▶ _Stored data_:
____

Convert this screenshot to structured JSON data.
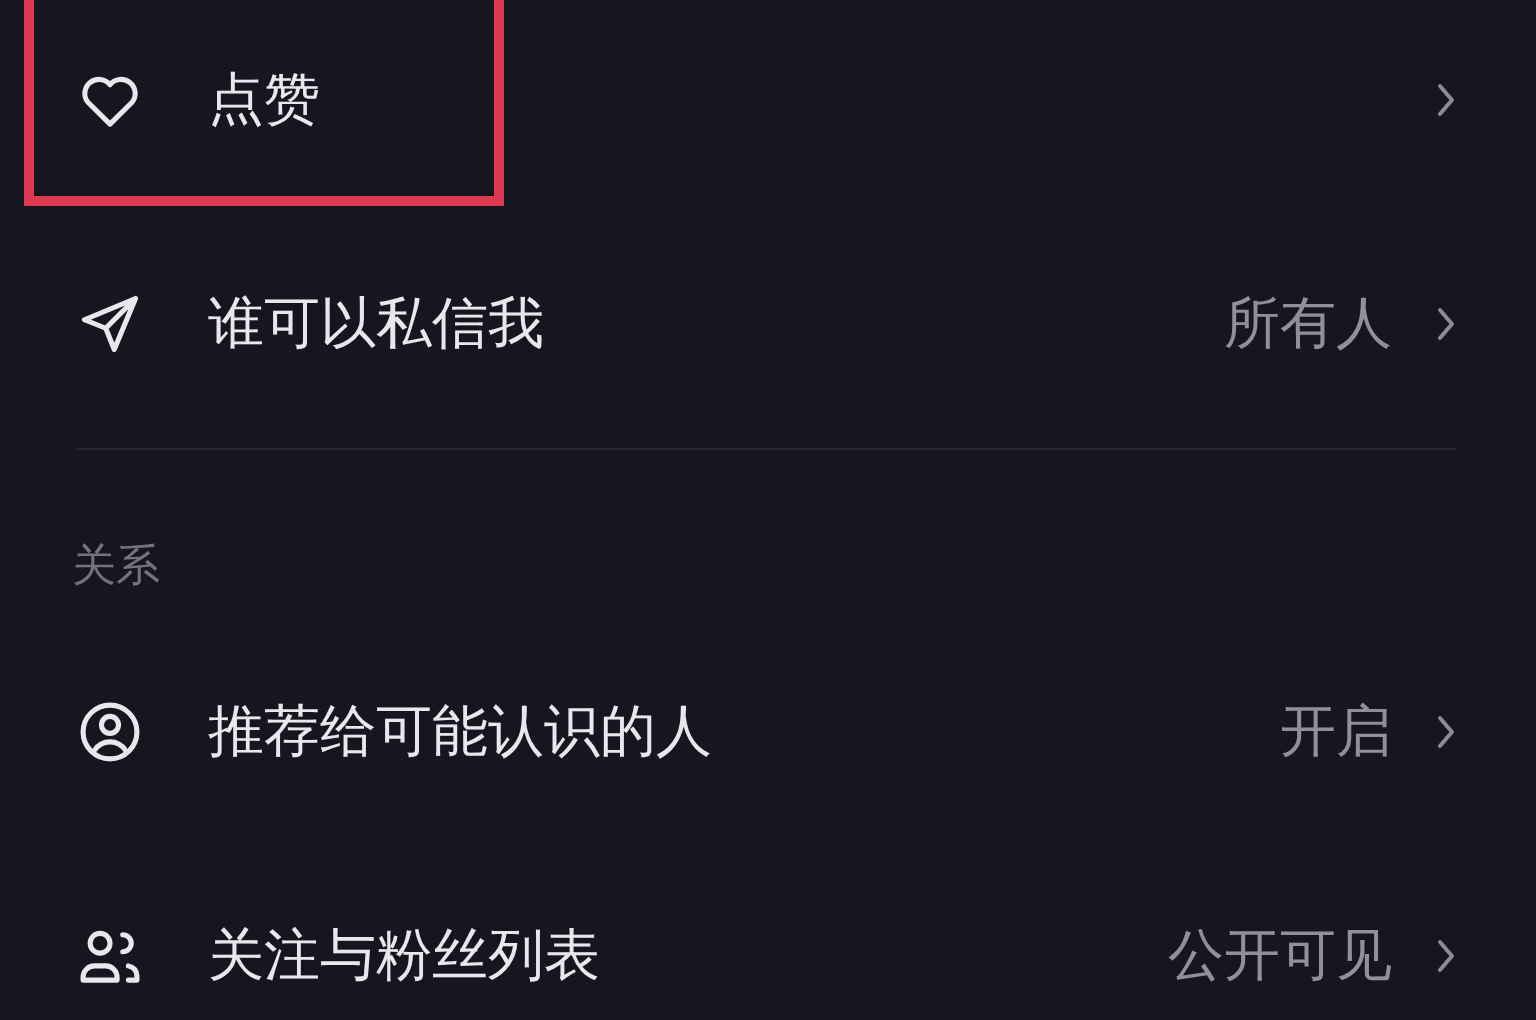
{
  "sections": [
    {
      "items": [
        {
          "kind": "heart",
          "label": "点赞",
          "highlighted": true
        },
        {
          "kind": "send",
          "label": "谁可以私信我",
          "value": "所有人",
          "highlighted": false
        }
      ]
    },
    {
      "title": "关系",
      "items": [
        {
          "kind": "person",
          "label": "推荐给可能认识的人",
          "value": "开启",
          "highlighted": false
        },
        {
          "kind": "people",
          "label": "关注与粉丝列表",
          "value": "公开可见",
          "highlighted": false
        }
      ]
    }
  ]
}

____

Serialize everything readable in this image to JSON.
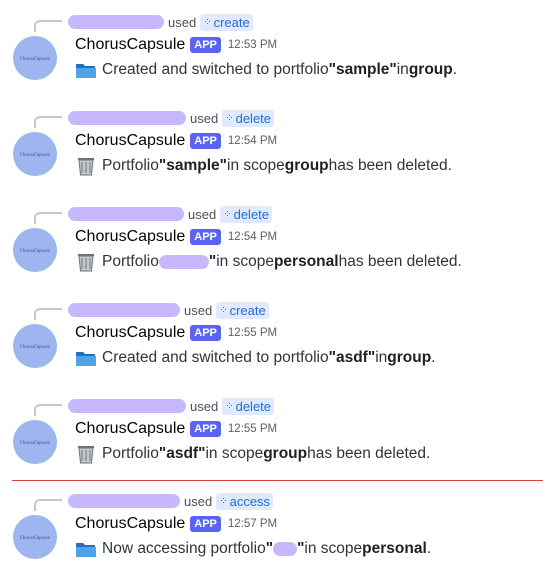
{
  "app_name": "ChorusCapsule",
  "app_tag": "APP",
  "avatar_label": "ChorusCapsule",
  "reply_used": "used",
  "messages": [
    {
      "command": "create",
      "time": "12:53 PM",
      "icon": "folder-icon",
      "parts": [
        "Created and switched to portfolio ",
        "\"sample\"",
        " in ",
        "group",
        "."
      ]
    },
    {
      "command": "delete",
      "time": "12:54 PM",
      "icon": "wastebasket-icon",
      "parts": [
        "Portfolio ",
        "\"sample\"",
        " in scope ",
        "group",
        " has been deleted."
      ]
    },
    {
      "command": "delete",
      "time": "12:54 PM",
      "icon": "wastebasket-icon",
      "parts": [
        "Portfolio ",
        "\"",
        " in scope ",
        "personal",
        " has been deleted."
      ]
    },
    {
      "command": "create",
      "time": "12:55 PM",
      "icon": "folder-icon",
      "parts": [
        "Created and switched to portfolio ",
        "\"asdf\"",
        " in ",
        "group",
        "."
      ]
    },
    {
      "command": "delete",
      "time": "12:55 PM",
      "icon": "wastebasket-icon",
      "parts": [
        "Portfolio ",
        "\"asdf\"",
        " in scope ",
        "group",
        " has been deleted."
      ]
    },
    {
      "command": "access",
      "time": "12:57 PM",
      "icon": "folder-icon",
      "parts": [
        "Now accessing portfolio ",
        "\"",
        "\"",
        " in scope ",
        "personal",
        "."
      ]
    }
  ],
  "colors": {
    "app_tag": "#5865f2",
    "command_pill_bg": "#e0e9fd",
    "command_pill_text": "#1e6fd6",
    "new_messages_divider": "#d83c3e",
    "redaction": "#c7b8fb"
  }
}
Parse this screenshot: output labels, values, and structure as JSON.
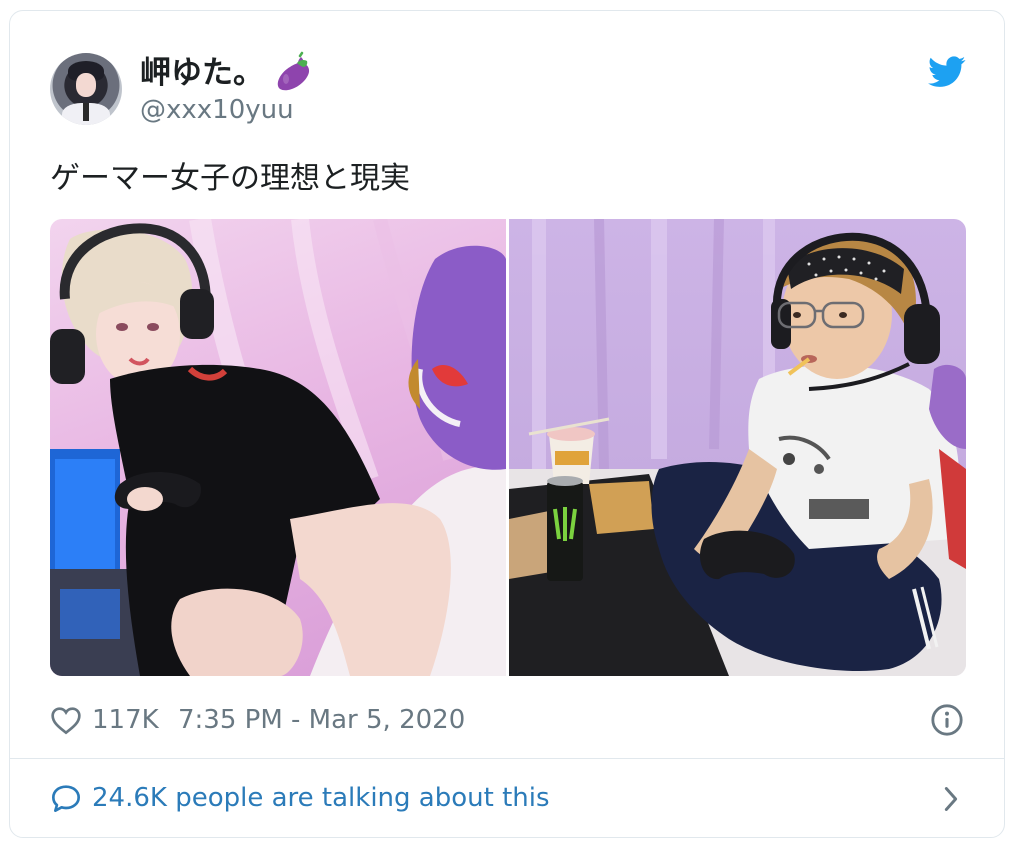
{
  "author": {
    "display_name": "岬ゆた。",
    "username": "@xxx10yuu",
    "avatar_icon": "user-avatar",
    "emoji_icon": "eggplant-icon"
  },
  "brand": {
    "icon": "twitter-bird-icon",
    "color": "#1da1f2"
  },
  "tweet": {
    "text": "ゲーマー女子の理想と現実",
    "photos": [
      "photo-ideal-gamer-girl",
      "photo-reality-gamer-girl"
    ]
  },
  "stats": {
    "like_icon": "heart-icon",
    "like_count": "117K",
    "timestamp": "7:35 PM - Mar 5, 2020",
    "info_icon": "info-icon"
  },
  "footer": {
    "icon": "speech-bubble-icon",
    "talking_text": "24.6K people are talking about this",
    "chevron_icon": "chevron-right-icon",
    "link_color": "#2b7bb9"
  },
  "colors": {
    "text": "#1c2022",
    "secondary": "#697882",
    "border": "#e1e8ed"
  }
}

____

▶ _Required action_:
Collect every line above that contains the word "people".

▶ _Task result_:
          "kind": "people",
    "talking_text": "24.6K people are talking about this",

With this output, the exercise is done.